**** Data to use

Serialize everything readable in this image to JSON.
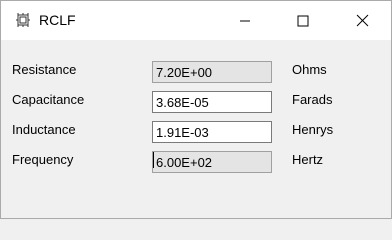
{
  "window": {
    "title": "RCLF"
  },
  "controls": {
    "minimize_icon": "minimize-icon",
    "maximize_icon": "maximize-icon",
    "close_icon": "close-icon"
  },
  "rows": [
    {
      "label": "Resistance",
      "value": "7.20E+00",
      "unit": "Ohms",
      "readonly": true
    },
    {
      "label": "Capacitance",
      "value": "3.68E-05",
      "unit": "Farads",
      "readonly": false
    },
    {
      "label": "Inductance",
      "value": "1.91E-03",
      "unit": "Henrys",
      "readonly": false
    },
    {
      "label": "Frequency",
      "value": "6.00E+02",
      "unit": "Hertz",
      "readonly": true
    }
  ]
}
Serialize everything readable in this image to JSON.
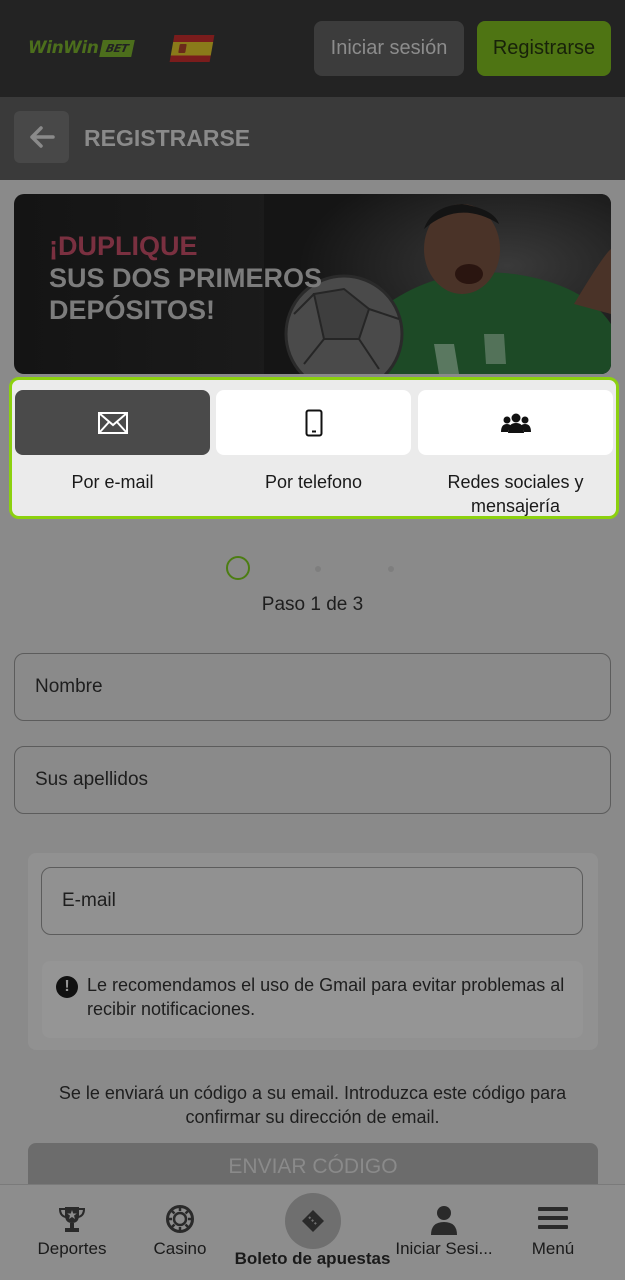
{
  "header": {
    "logo_text": "WinWin",
    "logo_badge": "BET",
    "login_label": "Iniciar sesión",
    "register_label": "Registrarse"
  },
  "subheader": {
    "title": "REGISTRARSE"
  },
  "banner": {
    "line1": "¡DUPLIQUE",
    "line2": "SUS DOS PRIMEROS",
    "line3": "DEPÓSITOS!"
  },
  "methods": [
    {
      "label": "Por e-mail",
      "icon": "envelope-icon",
      "selected": true
    },
    {
      "label": "Por telefono",
      "icon": "phone-icon",
      "selected": false
    },
    {
      "label": "Redes sociales y mensajería",
      "icon": "users-icon",
      "selected": false
    }
  ],
  "steps": {
    "label": "Paso 1 de 3",
    "current": 1,
    "total": 3
  },
  "form": {
    "name_placeholder": "Nombre",
    "surname_placeholder": "Sus apellidos",
    "email_placeholder": "E-mail",
    "notice": "Le recomendamos el uso de Gmail para evitar problemas al recibir notificaciones.",
    "info": "Se le enviará un código a su email. Introduzca este código para confirmar su dirección de email.",
    "send_label": "ENVIAR CÓDIGO"
  },
  "bottom_nav": {
    "sports": "Deportes",
    "casino": "Casino",
    "betslip": "Boleto de apuestas",
    "login": "Iniciar Sesi...",
    "menu": "Menú"
  },
  "colors": {
    "accent": "#8cd10f",
    "register_bg": "#4e7413"
  }
}
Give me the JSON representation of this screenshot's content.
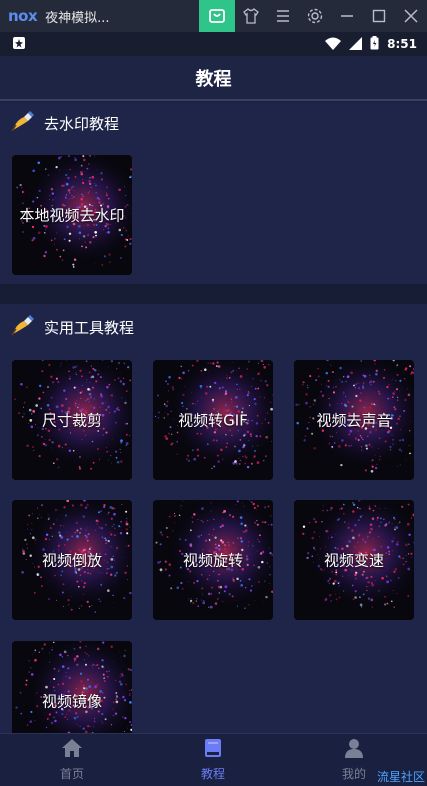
{
  "emulator": {
    "logo": "nox",
    "title": "夜神模拟...",
    "icons": [
      "store-icon",
      "shirt-icon",
      "menu-icon",
      "settings-icon",
      "minimize-icon",
      "maximize-icon",
      "close-icon"
    ]
  },
  "status_bar": {
    "time": "8:51",
    "icons": [
      "notification-icon",
      "wifi-icon",
      "signal-icon",
      "battery-icon"
    ]
  },
  "header": {
    "title": "教程"
  },
  "sections": [
    {
      "title": "去水印教程",
      "icon": "pen-icon",
      "cards": [
        {
          "label": "本地视频去水印"
        }
      ]
    },
    {
      "title": "实用工具教程",
      "icon": "pen-icon",
      "cards": [
        {
          "label": "尺寸裁剪"
        },
        {
          "label": "视频转GIF"
        },
        {
          "label": "视频去声音"
        },
        {
          "label": "视频倒放"
        },
        {
          "label": "视频旋转"
        },
        {
          "label": "视频变速"
        },
        {
          "label": "视频镜像"
        }
      ]
    }
  ],
  "bottom_nav": {
    "items": [
      {
        "label": "首页",
        "icon": "home-icon",
        "active": false
      },
      {
        "label": "教程",
        "icon": "book-icon",
        "active": true
      },
      {
        "label": "我的",
        "icon": "user-icon",
        "active": false
      }
    ],
    "active_color": "#6b7cf6",
    "inactive_color": "#7a8096"
  },
  "watermark": "流星社区",
  "colors": {
    "accent": "#2ec48a",
    "background": "#1c2240"
  }
}
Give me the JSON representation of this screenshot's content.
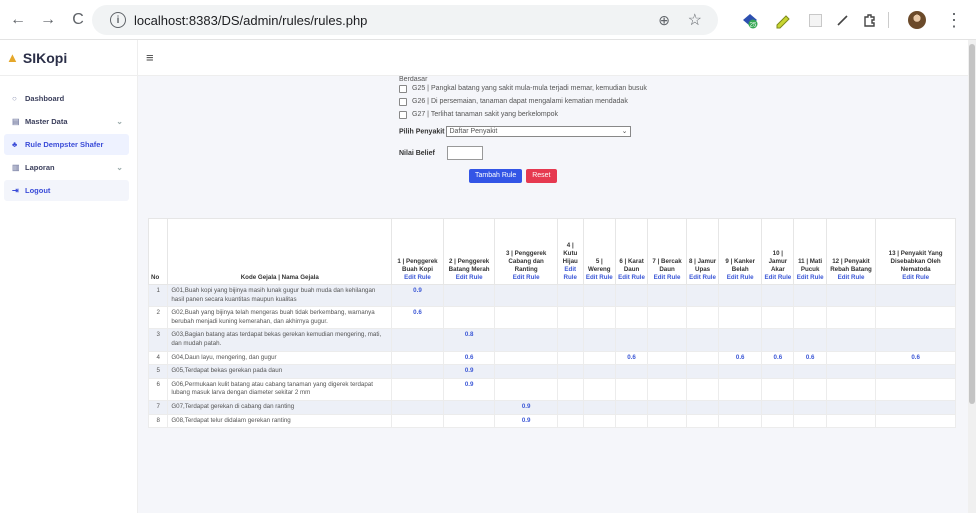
{
  "browser": {
    "url": "localhost:8383/DS/admin/rules/rules.php",
    "back_icon": "←",
    "forward_icon": "→",
    "reload_icon": "C",
    "info_icon": "i",
    "zoom_icon": "⊕",
    "star_icon": "☆",
    "menu_icon": "⋮"
  },
  "sidebar": {
    "brand": "SIKopi",
    "items": [
      {
        "label": "Dashboard",
        "icon": "○",
        "chevron": ""
      },
      {
        "label": "Master Data",
        "icon": "▤",
        "chevron": "⌄"
      },
      {
        "label": "Rule Dempster Shafer",
        "icon": "♣",
        "chevron": ""
      },
      {
        "label": "Laporan",
        "icon": "▥",
        "chevron": "⌄"
      },
      {
        "label": "Logout",
        "icon": "⇥",
        "chevron": ""
      }
    ]
  },
  "topbar": {
    "menu_icon": "≡"
  },
  "form": {
    "partial_line": "Berdasar",
    "checkboxes": [
      "G25 | Pangkal batang yang sakit mula-mula terjadi memar, kemudian busuk",
      "G26 | Di persemaian, tanaman dapat mengalami kematian mendadak",
      "G27 | Terlihat tanaman sakit yang berkelompok"
    ],
    "select_label": "Pilih Penyakit",
    "select_value": "Daftar Penyakit",
    "belief_label": "Nilai Belief",
    "add_button": "Tambah Rule",
    "reset_button": "Reset"
  },
  "table": {
    "col_no": "No",
    "col_gejala": "Kode Gejala | Nama Gejala",
    "edit_label": "Edit Rule",
    "diseases": [
      "1 | Penggerek Buah Kopi",
      "2 | Penggerek Batang Merah",
      "3 | Penggerek Cabang dan Ranting",
      "4 | Kutu Hijau",
      "5 | Wereng",
      "6 | Karat Daun",
      "7 | Bercak Daun",
      "8 | Jamur Upas",
      "9 | Kanker Belah",
      "10 | Jamur Akar",
      "11 | Mati Pucuk",
      "12 | Penyakit Rebah Batang",
      "13 | Penyakit Yang Disebabkan Oleh Nematoda"
    ],
    "rows": [
      {
        "no": "1",
        "gejala": "G01,Buah kopi yang bijinya masih lunak gugur buah muda dan kehilangan hasil panen secara kuantitas maupun kualitas",
        "values": [
          "0.9",
          "",
          "",
          "",
          "",
          "",
          "",
          "",
          "",
          "",
          "",
          "",
          ""
        ]
      },
      {
        "no": "2",
        "gejala": "G02,Buah yang bijinya telah mengeras buah tidak berkembang, warnanya berubah menjadi kuning kemerahan, dan akhirnya gugur.",
        "values": [
          "0.6",
          "",
          "",
          "",
          "",
          "",
          "",
          "",
          "",
          "",
          "",
          "",
          ""
        ]
      },
      {
        "no": "3",
        "gejala": "G03,Bagian batang atas terdapat bekas gerekan kemudian mengering, mati, dan mudah patah.",
        "values": [
          "",
          "0.8",
          "",
          "",
          "",
          "",
          "",
          "",
          "",
          "",
          "",
          "",
          ""
        ]
      },
      {
        "no": "4",
        "gejala": "G04,Daun layu, mengering, dan gugur",
        "values": [
          "",
          "0.6",
          "",
          "",
          "",
          "0.6",
          "",
          "",
          "0.6",
          "0.6",
          "0.6",
          "",
          "0.6"
        ]
      },
      {
        "no": "5",
        "gejala": "G05,Terdapat bekas gerekan pada daun",
        "values": [
          "",
          "0.9",
          "",
          "",
          "",
          "",
          "",
          "",
          "",
          "",
          "",
          "",
          ""
        ]
      },
      {
        "no": "6",
        "gejala": "G06,Permukaan kulit batang atau cabang tanaman yang digerek terdapat lubang masuk larva dengan diameter sekitar 2 mm",
        "values": [
          "",
          "0.9",
          "",
          "",
          "",
          "",
          "",
          "",
          "",
          "",
          "",
          "",
          ""
        ]
      },
      {
        "no": "7",
        "gejala": "G07,Terdapat gerekan di cabang dan ranting",
        "values": [
          "",
          "",
          "0.9",
          "",
          "",
          "",
          "",
          "",
          "",
          "",
          "",
          "",
          ""
        ]
      },
      {
        "no": "8",
        "gejala": "G08,Terdapat telur didalam gerekan ranting",
        "values": [
          "",
          "",
          "0.9",
          "",
          "",
          "",
          "",
          "",
          "",
          "",
          "",
          "",
          ""
        ]
      }
    ]
  }
}
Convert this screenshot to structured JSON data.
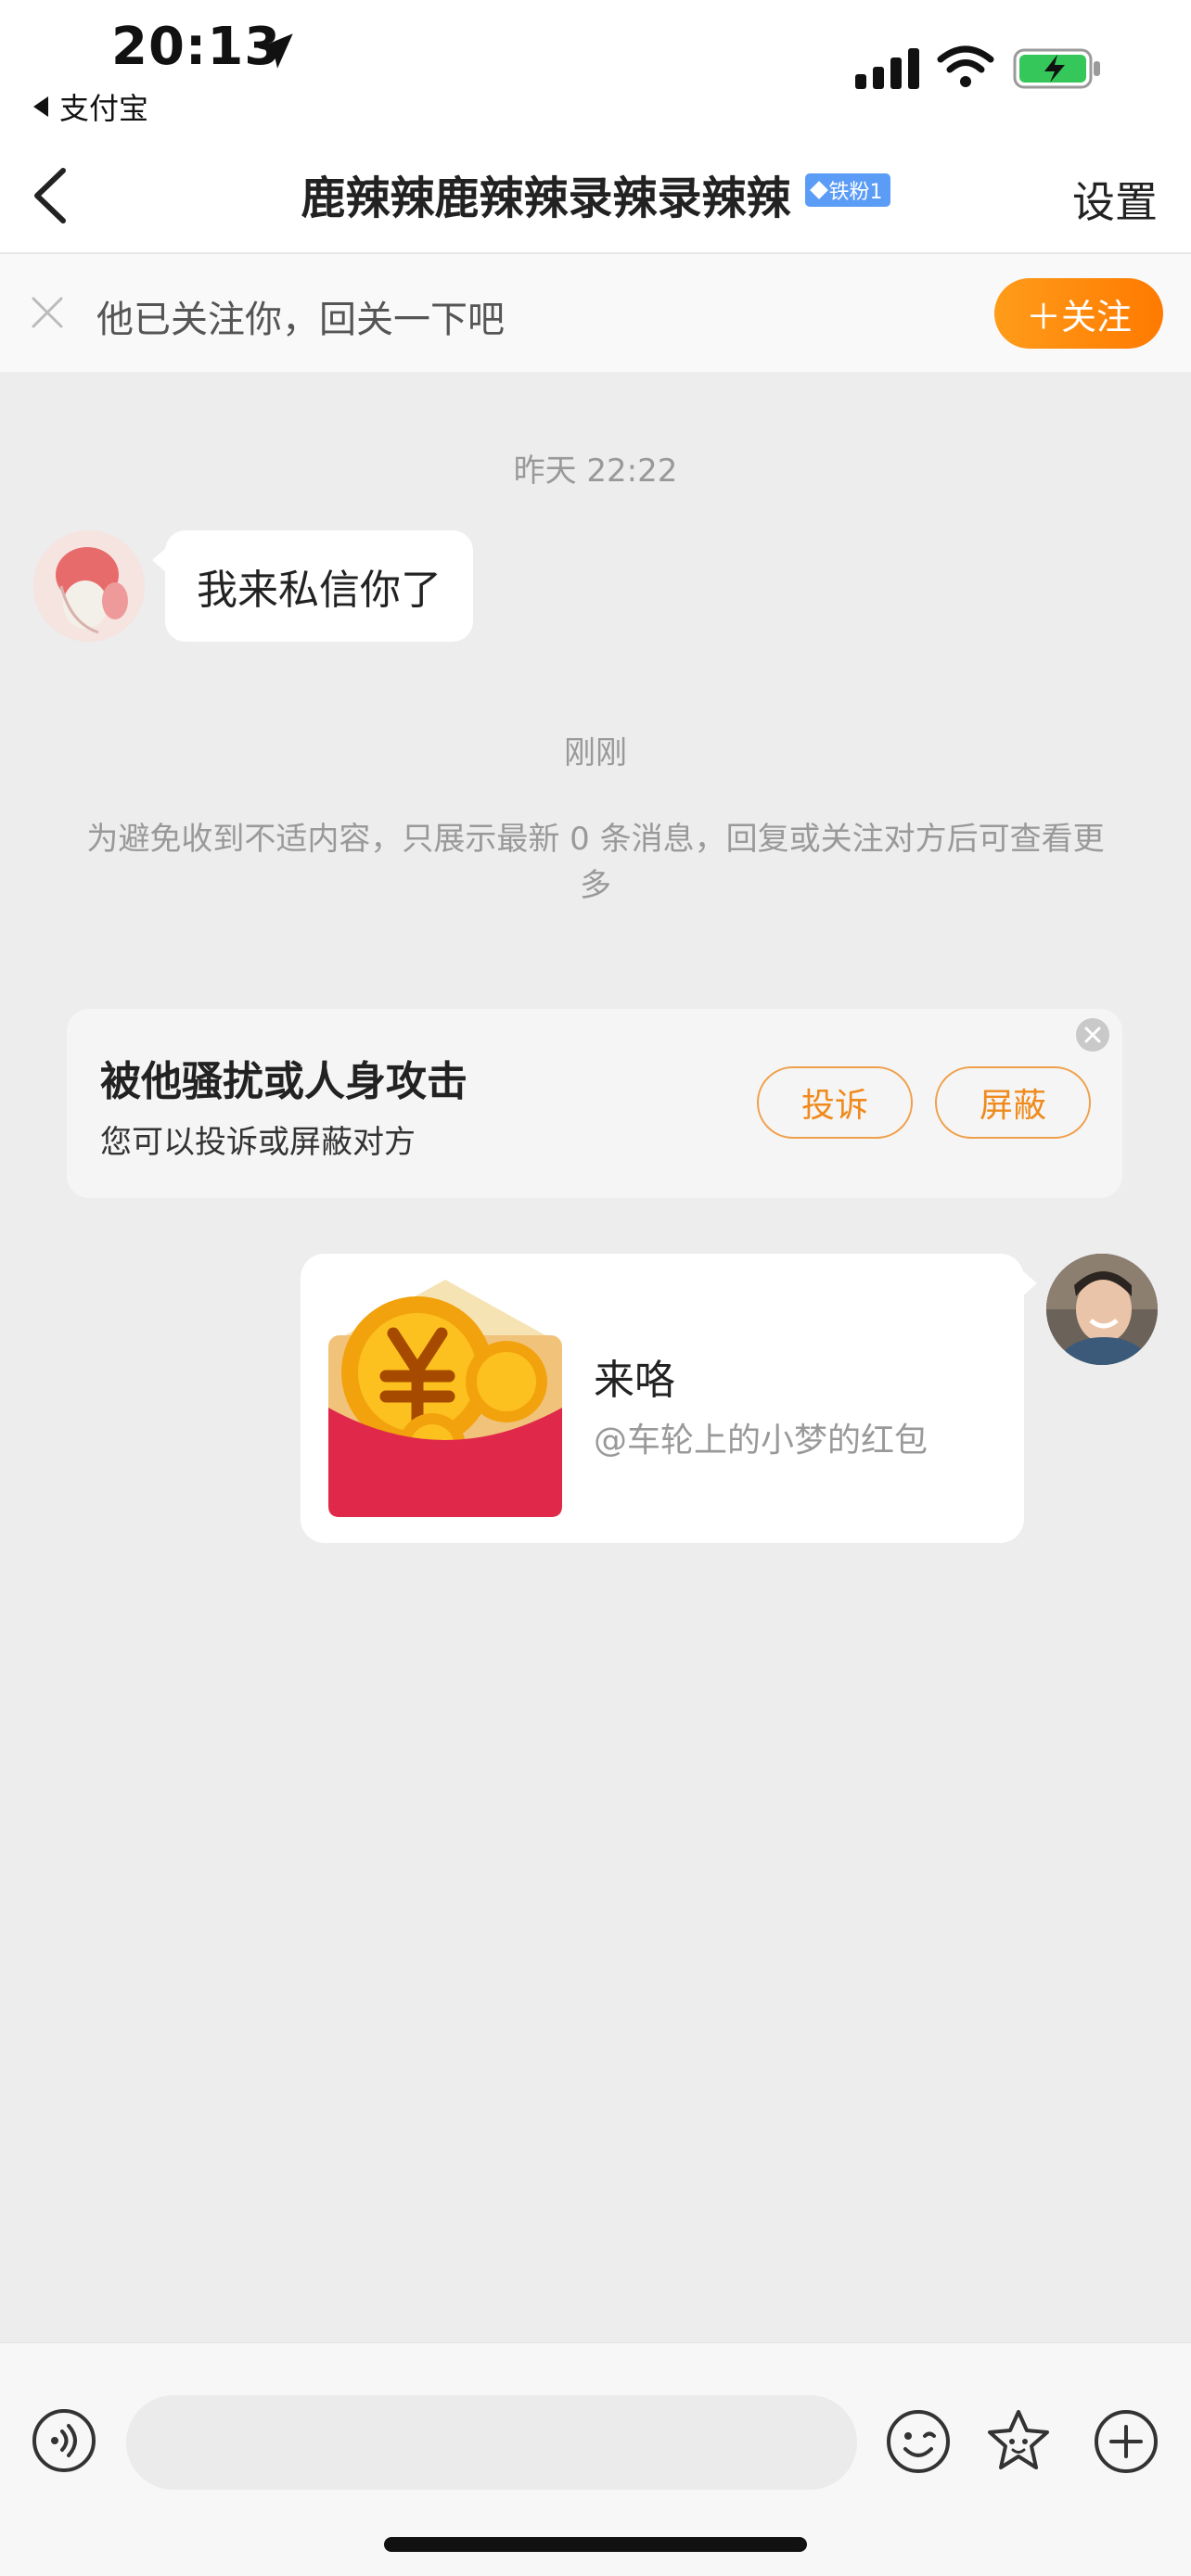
{
  "status_bar": {
    "time": "20:13",
    "back_app": "支付宝"
  },
  "nav": {
    "title": "鹿辣辣鹿辣辣录辣录辣辣",
    "badge": "铁粉1",
    "settings": "设置"
  },
  "follow_banner": {
    "text": "他已关注你，回关一下吧",
    "button": "＋关注"
  },
  "messages": {
    "timestamp_1": "昨天 22:22",
    "incoming_text": "我来私信你了",
    "timestamp_2": "刚刚",
    "notice": "为避免收到不适内容，只展示最新 0 条消息，回复或关注对方后可查看更多"
  },
  "harass_card": {
    "title": "被他骚扰或人身攻击",
    "subtitle": "您可以投诉或屏蔽对方",
    "report_button": "投诉",
    "block_button": "屏蔽"
  },
  "red_packet": {
    "title": "来咯",
    "subtitle": "@车轮上的小梦的红包"
  },
  "input": {
    "placeholder": ""
  },
  "icons": {
    "back": "chevron-left-icon",
    "close": "close-icon",
    "voice": "voice-icon",
    "emoji": "emoji-icon",
    "sticker": "sticker-icon",
    "add": "plus-icon"
  },
  "colors": {
    "accent_orange": "#ff8a00",
    "badge_blue": "#5b9cf6",
    "background": "#ededed"
  }
}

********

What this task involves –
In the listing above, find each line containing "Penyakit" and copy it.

Response area –
    "select_label": "Pilih Penyakit",
    "select_value": "Daftar Penyakit",
      "12 | Penyakit Rebah Batang",
      "13 | Penyakit Yang Disebabkan Oleh Nematoda"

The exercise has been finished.